START DATA UNDER STUDY
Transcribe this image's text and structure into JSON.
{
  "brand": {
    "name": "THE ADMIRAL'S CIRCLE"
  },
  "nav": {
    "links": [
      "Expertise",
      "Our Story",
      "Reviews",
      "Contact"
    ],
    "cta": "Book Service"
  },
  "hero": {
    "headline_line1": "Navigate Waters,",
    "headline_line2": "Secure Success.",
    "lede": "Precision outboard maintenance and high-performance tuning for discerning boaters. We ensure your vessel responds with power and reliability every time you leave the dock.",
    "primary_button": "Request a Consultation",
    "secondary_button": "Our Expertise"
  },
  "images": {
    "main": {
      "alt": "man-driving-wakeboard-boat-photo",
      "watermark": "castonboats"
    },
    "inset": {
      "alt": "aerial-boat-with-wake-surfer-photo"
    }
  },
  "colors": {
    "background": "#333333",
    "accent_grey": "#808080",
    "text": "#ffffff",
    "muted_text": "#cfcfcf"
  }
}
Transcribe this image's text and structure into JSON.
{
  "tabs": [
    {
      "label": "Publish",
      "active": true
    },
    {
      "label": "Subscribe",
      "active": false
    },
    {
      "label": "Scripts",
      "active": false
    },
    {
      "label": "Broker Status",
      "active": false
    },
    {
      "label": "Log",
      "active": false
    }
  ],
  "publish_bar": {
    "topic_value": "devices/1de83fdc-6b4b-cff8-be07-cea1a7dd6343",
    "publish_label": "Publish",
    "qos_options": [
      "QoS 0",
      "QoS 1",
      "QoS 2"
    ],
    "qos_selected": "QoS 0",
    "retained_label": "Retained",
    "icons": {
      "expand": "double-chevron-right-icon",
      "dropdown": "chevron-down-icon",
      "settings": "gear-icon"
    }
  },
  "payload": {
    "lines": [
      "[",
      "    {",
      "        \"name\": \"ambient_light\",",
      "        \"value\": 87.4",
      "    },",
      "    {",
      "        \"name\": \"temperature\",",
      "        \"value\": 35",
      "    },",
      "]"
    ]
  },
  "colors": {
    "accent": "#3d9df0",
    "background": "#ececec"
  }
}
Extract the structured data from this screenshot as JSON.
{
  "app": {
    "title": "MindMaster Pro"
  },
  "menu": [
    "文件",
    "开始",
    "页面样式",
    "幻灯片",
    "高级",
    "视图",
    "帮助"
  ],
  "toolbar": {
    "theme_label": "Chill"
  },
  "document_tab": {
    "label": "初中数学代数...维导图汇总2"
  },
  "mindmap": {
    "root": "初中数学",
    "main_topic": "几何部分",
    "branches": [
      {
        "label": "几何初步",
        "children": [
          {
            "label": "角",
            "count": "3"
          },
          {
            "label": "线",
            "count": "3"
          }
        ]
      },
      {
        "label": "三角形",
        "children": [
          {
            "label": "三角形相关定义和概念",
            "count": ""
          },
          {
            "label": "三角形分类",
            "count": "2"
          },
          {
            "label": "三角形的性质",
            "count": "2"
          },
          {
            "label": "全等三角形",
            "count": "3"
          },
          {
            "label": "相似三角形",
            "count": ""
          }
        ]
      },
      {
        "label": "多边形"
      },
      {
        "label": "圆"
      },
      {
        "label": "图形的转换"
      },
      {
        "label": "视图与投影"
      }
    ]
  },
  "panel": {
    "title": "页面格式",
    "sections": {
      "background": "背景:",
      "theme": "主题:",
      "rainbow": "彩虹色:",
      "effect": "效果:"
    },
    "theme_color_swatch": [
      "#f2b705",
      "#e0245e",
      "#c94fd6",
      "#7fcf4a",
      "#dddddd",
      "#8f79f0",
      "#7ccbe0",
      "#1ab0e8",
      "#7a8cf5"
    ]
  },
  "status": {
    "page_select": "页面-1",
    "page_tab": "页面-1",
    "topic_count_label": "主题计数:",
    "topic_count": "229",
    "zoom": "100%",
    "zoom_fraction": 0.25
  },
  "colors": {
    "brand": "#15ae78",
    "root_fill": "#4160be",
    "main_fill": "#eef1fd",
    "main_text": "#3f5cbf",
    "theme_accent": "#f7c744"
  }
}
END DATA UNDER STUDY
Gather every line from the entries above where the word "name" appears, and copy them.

ANSWER BELOW =>
    "name": "THE ADMIRAL'S CIRCLE"
      "        \"name\": \"ambient_light\",",
      "        \"name\": \"temperature\",",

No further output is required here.